EXERCISE -> Filter the entries, keeping every line with the word "meeting".

AVAILABLE DATA ->
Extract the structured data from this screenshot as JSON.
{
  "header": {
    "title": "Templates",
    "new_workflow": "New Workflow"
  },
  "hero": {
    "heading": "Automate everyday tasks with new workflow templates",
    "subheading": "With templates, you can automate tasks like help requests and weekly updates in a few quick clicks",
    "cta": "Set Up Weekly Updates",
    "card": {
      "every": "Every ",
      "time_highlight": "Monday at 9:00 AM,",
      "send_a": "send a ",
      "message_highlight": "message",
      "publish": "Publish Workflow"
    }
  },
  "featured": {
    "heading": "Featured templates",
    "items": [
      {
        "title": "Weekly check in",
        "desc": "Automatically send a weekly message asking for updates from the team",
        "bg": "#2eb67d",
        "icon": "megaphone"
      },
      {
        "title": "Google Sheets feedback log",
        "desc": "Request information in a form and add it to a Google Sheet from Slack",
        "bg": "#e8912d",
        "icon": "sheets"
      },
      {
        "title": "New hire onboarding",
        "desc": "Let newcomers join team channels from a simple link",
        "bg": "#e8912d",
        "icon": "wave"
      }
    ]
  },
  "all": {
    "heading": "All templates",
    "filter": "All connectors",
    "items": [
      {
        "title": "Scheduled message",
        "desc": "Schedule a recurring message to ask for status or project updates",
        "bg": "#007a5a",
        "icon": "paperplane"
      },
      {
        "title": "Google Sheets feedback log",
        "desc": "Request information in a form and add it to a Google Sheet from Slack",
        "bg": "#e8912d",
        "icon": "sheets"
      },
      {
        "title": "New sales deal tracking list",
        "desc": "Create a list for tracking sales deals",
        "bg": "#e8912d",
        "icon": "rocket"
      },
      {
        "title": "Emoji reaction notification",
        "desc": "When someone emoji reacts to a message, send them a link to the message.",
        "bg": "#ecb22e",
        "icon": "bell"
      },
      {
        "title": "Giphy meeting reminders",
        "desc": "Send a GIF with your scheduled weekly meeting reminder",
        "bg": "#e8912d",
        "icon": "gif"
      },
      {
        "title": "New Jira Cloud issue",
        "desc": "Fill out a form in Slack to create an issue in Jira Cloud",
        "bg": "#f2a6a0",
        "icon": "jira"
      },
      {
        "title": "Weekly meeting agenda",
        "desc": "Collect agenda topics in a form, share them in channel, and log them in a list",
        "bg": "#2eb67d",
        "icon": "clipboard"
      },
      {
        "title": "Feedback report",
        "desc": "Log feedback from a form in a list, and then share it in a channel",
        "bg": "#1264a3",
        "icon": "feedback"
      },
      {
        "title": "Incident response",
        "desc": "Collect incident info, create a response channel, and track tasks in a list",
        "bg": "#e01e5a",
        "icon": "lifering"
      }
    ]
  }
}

EXERCISE SOLUTION ->
        "title": "Giphy meeting reminders",
        "desc": "Send a GIF with your scheduled weekly meeting reminder",
        "title": "Weekly meeting agenda",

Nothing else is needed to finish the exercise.